As he handed one of the illicit entry
passes to the ticket inspector, he could see an echo of the same inspector arguing
with the old couple as they searched the lady’s bag in vain for their tickets.
Not for the first time he had committed the perfect crime.
Once inside, he resumed his mission. A
crowd had gathered in a secondary foyer directly outside of the auditorium.
There was a large Aboriginal painting covering the entire side wall, which was
being admired by the concert-goers waiting for an usher to show them to their
seats. Others queued at the bar or stared out of the windows at the harbour
beyond. The translucent form of Jimmy’s ever so slightly older self appeared to
be fixated with a different view entirely.
Three men, possibly of Middle-Eastern
origin, were in front of him. Their features were vague and indistinct (they
were also mere phantoms) and before Jimmy could fully assess what threat, if

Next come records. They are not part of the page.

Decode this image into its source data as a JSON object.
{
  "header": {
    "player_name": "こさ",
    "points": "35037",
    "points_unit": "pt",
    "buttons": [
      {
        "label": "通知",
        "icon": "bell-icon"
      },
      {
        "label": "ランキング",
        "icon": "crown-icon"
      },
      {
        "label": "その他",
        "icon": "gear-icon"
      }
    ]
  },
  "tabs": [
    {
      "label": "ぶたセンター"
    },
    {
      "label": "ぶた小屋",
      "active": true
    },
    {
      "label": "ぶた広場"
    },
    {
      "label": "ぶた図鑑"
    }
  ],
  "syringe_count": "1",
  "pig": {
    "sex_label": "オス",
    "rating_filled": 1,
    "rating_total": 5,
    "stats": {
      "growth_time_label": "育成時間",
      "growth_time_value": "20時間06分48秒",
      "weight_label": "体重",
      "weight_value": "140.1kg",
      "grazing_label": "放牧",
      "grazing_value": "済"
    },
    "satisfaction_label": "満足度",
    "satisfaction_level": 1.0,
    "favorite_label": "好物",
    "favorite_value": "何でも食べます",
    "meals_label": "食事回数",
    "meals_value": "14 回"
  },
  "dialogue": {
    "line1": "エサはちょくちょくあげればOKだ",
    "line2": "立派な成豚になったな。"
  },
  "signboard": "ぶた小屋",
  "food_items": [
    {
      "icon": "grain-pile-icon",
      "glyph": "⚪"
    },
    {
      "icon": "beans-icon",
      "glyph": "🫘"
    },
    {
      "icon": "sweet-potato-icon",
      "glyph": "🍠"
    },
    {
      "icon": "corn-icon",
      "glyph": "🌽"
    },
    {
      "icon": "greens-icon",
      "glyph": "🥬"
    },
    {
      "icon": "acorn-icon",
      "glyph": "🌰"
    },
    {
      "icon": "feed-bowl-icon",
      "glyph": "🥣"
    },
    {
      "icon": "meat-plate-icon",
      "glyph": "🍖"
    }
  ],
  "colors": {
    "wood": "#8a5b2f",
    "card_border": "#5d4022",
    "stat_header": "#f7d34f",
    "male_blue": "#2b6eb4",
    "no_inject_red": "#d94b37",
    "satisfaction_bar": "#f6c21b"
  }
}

any, they may pose, his other self, quite literally, leapt into action.
Jimmy was awestruck as he watched himself
jump head-on into one of the men. The scuffle was controlled and concise. His
future self wrestled the man to the ground with ease, avoiding his foe’s
attempts to strike him with all the fluidity of a ballet dancer. Jimmy then saw
the other version of himself tear open the man’s coat to reveal a bomb vest. He
was unable to make out any detail as he watched his phantom self thrust out a
hand and tear out a wire. Of course, detail at this stage was unimportant as
when the time came, he would know exactly what to do.
Another of the men, who Jimmy now knew
without doubt to be terrorists, grabbed a female bystander and placed a knife
to her throat. The weapon brought back painful memories, but he did not have
time to dwell on the past. All that mattered was the future, which to him was
almost as tangible as the present. He could see it in the man’s eyes that he was
prepared to slit her throat. He could also see it in the woman’s eyes that she
knew this too.
Fear removes all lies, displaying
emotions like the pages of a book. Jimmy watched on and noted that as his other
self slowly rose up to his feet under forceful instruction from the hostage
taker, he reached behind his back to where the newspaper he had bought earlier
was tucked into his pants. In the present, the paper was still in his hand, but
he quickly transferred it to where it needed to be. At this point the vision
ended and it was time for the rerun in real time.
The three men had been at the bar all along
with their backs to him, but once they turned and recognition sparked, he made
his move, following the script from moments earlier.
His higher sense returned, but more
sporadically this time. Flashes of fists where they were about to be warned him
which spaces to avoid. He saw not only the attacks, but what he had to do to
defend against them. His intuition enhanced his reflexes to the point of virtual
infallibility. He was literally untouchable.